Do you want to be a pharmacist in the UK?

Can you:
1. Make patients your first concern 
2. Use your professional judgement in the interests of patients and the public 
3. Show respect for others 
4. Encourage patients and the public to participate in decisions about their care 
5. Develop your professional knowledge and competence 
6. Be honest and trustworthy 
7. Take responsibility for your working practices?1

Then you could be a pharmacist in the UK.  Or, if you are already on the General Pharmaceutical Council’s (GPhC’s) register and you meet these standards, you are exactly what the GPhC wants a pharmacist to be.  Why not use your expertise to lead the profession forwards?

To become a pharmacist in the UK, you need to pass a Master of Pharmacy degree, which takes four years, work as a pre-registration trainee pharmacist for a year under the supervision of a pharmacist tutor (to become an independent professional) and then pass a registration assessment.  (There are alternative routes to UK registration for pharmacists who have qualified overseas and details are found on the GPhC website2).  Offers from Schools of Pharmacy in recent years have asked for ABB grades at A level and upwards, usually in science or maths subjects and including chemistry.  

But what sort of attributes suit the role?  

In surveys of public opinion, pharmacy is a well regarded profession.  The job is changing as  the government starts to pay community pharmacists for services such as encouraging patients to stop smoking or reviewing a patient’s medicine use as well as the traditional work of dispensing prescriptions.  As the National Health Service (NHS) changes, pharmacy has to work with the new commissioners (those buying health services) to expand this service-led business model.  How can the pharmacy profession help General Practitioners (GPs –  family doctors)?  What sort of service can pharmacy take on? For example, treating simple sore throats under a patient group direction (a defined agreement guiding diagnosis and treatment) or monitoring people with long term conditions by measuring blood sugar in diabetes?

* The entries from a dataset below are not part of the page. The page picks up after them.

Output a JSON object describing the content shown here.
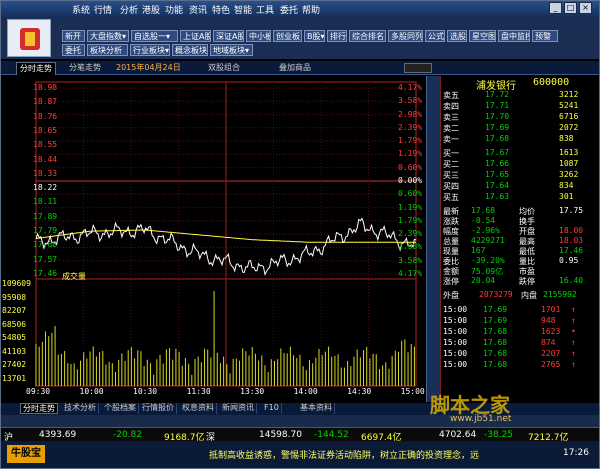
{
  "app": {
    "menu": [
      "系统",
      "行情",
      "分析",
      "港股",
      "功能",
      "资讯",
      "特色",
      "智能",
      "工具",
      "委托",
      "帮助"
    ]
  },
  "toolbar": {
    "row1": [
      "新开",
      "大盘指数▾",
      "自选股一▾",
      "上证A股",
      "深证A股",
      "中小板",
      "创业板",
      "B股▾",
      "排行▾",
      "综合排名",
      "多股同列",
      "公式",
      "选股",
      "星空图",
      "盘中监控",
      "预警"
    ],
    "row2": [
      "委托",
      "板块分析",
      "行业板块▾",
      "概念板块▾",
      "地域板块▾"
    ]
  },
  "tabs": {
    "active": "分时走势",
    "items": [
      "分笔走势"
    ],
    "date": "2015年04月24日",
    "combo": "双股组合",
    "overlay": "叠加商品"
  },
  "chart": {
    "left_prices": [
      "18.98",
      "18.87",
      "18.76",
      "18.65",
      "18.55",
      "18.44",
      "18.33",
      "18.22",
      "18.11",
      "17.89",
      "17.79",
      "17.68",
      "17.57",
      "17.46"
    ],
    "right_pct": [
      "4.17%",
      "3.58%",
      "2.98%",
      "2.39%",
      "1.79%",
      "1.19%",
      "0.60%",
      "0.00%",
      "0.60%",
      "1.19%",
      "1.79%",
      "2.39%",
      "2.98%",
      "3.58%",
      "4.17%"
    ],
    "volume_label": "成交量",
    "volume_ticks": [
      "109609",
      "95908",
      "82207",
      "68506",
      "54805",
      "41103",
      "27402",
      "13701"
    ],
    "times": [
      "09:30",
      "10:00",
      "10:30",
      "11:30",
      "13:30",
      "14:00",
      "14:30",
      "15:00"
    ],
    "sub_tabs": [
      "买卖力道",
      "量比指标",
      "成交金额",
      "成交量",
      "走势图"
    ]
  },
  "panel": {
    "name": "浦发银行",
    "code": "600000",
    "asks": [
      {
        "label": "卖五",
        "price": "17.72",
        "vol": "3212"
      },
      {
        "label": "卖四",
        "price": "17.71",
        "vol": "5241"
      },
      {
        "label": "卖三",
        "price": "17.70",
        "vol": "6716"
      },
      {
        "label": "卖二",
        "price": "17.69",
        "vol": "2072"
      },
      {
        "label": "卖一",
        "price": "17.68",
        "vol": "838"
      }
    ],
    "bids": [
      {
        "label": "买一",
        "price": "17.67",
        "vol": "1613"
      },
      {
        "label": "买二",
        "price": "17.66",
        "vol": "1087"
      },
      {
        "label": "买三",
        "price": "17.65",
        "vol": "3262"
      },
      {
        "label": "买四",
        "price": "17.64",
        "vol": "834"
      },
      {
        "label": "买五",
        "price": "17.63",
        "vol": "301"
      }
    ],
    "stats": [
      {
        "l1": "最新",
        "v1": "17.68",
        "l2": "均价",
        "v2": "17.75"
      },
      {
        "l1": "涨跌",
        "v1": "-0.54",
        "l2": "换手",
        "v2": ""
      },
      {
        "l1": "幅度",
        "v1": "-2.96%",
        "l2": "开盘",
        "v2": "18.00"
      },
      {
        "l1": "总量",
        "v1": "4229271",
        "l2": "最高",
        "v2": "18.03"
      },
      {
        "l1": "现量",
        "v1": "167",
        "l2": "最低",
        "v2": "17.46"
      },
      {
        "l1": "委比",
        "v1": "-39.20%",
        "l2": "量比",
        "v2": "0.95"
      },
      {
        "l1": "金额",
        "v1": "75.09亿",
        "l2": "市盈",
        "v2": ""
      },
      {
        "l1": "涨停",
        "v1": "20.04",
        "l2": "跌停",
        "v2": "16.40"
      }
    ],
    "outer_label": "外盘",
    "outer": "2073279",
    "inner_label": "内盘",
    "inner": "2155992",
    "ticks": [
      {
        "t": "15:00",
        "p": "17.69",
        "v": "1701",
        "d": "↑"
      },
      {
        "t": "15:00",
        "p": "17.69",
        "v": "948",
        "d": "↑"
      },
      {
        "t": "15:00",
        "p": "17.68",
        "v": "1623",
        "d": "•"
      },
      {
        "t": "15:00",
        "p": "17.68",
        "v": "874",
        "d": "↑"
      },
      {
        "t": "15:00",
        "p": "17.68",
        "v": "2207",
        "d": "↑"
      },
      {
        "t": "15:00",
        "p": "17.68",
        "v": "2765",
        "d": "↑"
      }
    ]
  },
  "bottom_tabs": [
    "分时走势",
    "技术分析",
    "个股档案",
    "行情报价",
    "权息资料",
    "新闻资讯",
    "F10",
    "基本资料"
  ],
  "status": {
    "sh_label": "沪",
    "sh_index": "4393.69",
    "sh_chg": "-20.82",
    "sh_amt": "9168.7亿",
    "sz_label": "深",
    "sz_index": "14598.70",
    "sz_chg": "-144.52",
    "sz_amt": "6697.4亿",
    "cy_index": "4702.64",
    "cy_chg": "-38.25",
    "cy_amt": "7212.7亿",
    "time": "17:26",
    "ticker": "抵制高收益诱惑，警惕非法证券活动陷阱，树立正确的投资理念，远",
    "brand": "牛股宝"
  },
  "watermark": {
    "line1": "脚本之家",
    "line2": "www.jb51.net"
  },
  "colors": {
    "up": "#ff3c3c",
    "down": "#00d200",
    "price": "#ffffff",
    "avg": "#ffff40",
    "frame": "#b02020"
  },
  "chart_data": {
    "type": "line",
    "x": [
      "09:30",
      "10:00",
      "10:30",
      "11:30",
      "13:30",
      "14:00",
      "14:30",
      "15:00"
    ],
    "ylim": [
      17.46,
      18.98
    ],
    "series": [
      {
        "values": [
          17.72,
          17.79,
          17.82,
          17.62,
          17.5,
          17.62,
          17.86,
          17.68
        ]
      },
      {
        "values": [
          17.75,
          17.81,
          17.82,
          17.78,
          17.74,
          17.72,
          17.72,
          17.72
        ]
      }
    ]
  }
}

In hospital, pharmacists are involved in the multidisciplinary healthcare team and have responsibilities that range from offering clinical advice on drug use and monitoring medication to managing the use of expensive new medicines.

In primary care, pharmacists work in GP practices to improve medicines management.  They ask questions such as whether medicines are being used correctly (clinically and cost-effectively)?  Or are patients fully aware of why and how to take their medicines?

And pharmacists work in universities, the pharmaceutical industry, prisons, the armed forces and government (the Department of Health).  Registering as a pharmacist can lead to a variety of rewarding roles and a career that can change as your interests alter.

Would you / do you put patients first?
Would you /do you stay ten minutes late to make sure Mrs Patel gets her painkillers?
Would you / do you act as a professional?
Would you /do you keep your complaints about your aching feet to yourself?
Would you / do you show respect?
Would you /do you take the nervous young girl into the private consulting room to talk about contraception?
Would you / do you engage patients in their care?
Would you /do you take the time to explain to Mr Jones how to use his new angina spray?
Would you / do you show knowledge and competence?
Would you /do you spend half a weekend on a training course?
Are you honest and trustworthy?
Would you /do you maintain your integrity without listening to other voices?
Would you / do you cope with the responsibility of the role?   
Would you cope with having sleepless nights worrying whether you made a mistake that might endanger a patient?   Are you able to switch off at the end of the day?

If the answer is a resounding YES I WOULD, then you could be a pharmacist in the UK.  And get a good job with decent pay.  If the answer is a resounding YES I DO, well done – how about becoming a leader and taking the profession forward into the new NHS?

And one day, you realise that Mr Evans doesn’t need an indigestion mixture for his chest pain but needs to see his GP and get some angina medication; or Steve has stopped smoking; or Mr Anderson hasn’t been readmitted to the ward lately… and you’re proud that you made a difference. 

But your feet ache!